THE VILLAGE lay under two feet of snow, with drifts at the windy corners. In a sky of iron the points of the Dipper hung like icicles and Orion flashed his cold fires. The moon had set, but the night was so transparent that the white house-fronts between the elms looked grey against the snow, clumps of bushes made black stains on it, and the basement windows of the church sent shafts of yellow light far across the endless undulations.
Young Ethan Frome walked at a quick pace along the deserted street, past the bank and Michael Eady's new brick store and Lawyer Varnum's house with the two black Norway spruces at the gate. Opposite the Varnum gate, where the road fell away toward the Corbury valley, the church reared its slim white steeple and narrow peristyle. As the young man walked toward it the upper windows drew a black arcade along the side wall of the building, but from the lower openings, on the side where the ground sloped steeply down to the Corbury road, the light shot its long bars, illuminating many fresh furrows in the track leading to the basement door, and showing, under an adjoining shed, a line of sleighs with heavily blanketed horses.

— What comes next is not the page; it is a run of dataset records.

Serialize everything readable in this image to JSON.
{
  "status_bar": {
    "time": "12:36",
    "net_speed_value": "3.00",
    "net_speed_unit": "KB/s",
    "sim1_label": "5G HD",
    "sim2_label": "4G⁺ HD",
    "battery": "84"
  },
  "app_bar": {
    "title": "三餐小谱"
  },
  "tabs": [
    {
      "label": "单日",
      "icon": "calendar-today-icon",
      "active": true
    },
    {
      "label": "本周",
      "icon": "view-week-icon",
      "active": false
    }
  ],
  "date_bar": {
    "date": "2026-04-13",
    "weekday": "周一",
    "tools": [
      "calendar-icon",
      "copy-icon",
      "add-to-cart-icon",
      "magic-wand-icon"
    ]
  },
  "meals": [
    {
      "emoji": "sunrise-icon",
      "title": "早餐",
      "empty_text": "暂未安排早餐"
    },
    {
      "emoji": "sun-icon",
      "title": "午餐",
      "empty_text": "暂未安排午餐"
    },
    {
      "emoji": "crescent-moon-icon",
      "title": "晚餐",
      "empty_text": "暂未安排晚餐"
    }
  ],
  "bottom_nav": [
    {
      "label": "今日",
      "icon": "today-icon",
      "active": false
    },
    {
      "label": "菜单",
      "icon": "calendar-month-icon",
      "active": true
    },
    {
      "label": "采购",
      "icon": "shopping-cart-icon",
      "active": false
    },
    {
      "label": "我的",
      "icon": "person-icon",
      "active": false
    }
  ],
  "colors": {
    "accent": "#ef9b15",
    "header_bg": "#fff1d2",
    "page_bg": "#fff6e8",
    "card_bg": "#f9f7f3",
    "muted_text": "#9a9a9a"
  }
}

The night was perfectly still, and the air so dry and pure that it gave little sensation of cold. The effect produced on Frome was rather of a complete absence of atmosphere, as though nothing less tenuous than ether intervened between the white earth under his feet and the metallic dome overhead. "It's like being in an exhausted receiver," he thought. Four or five years earlier he had taken a year's course at a technological college at Worcester, and dabbled in the laboratory with a friendly professor of physics; and the ima...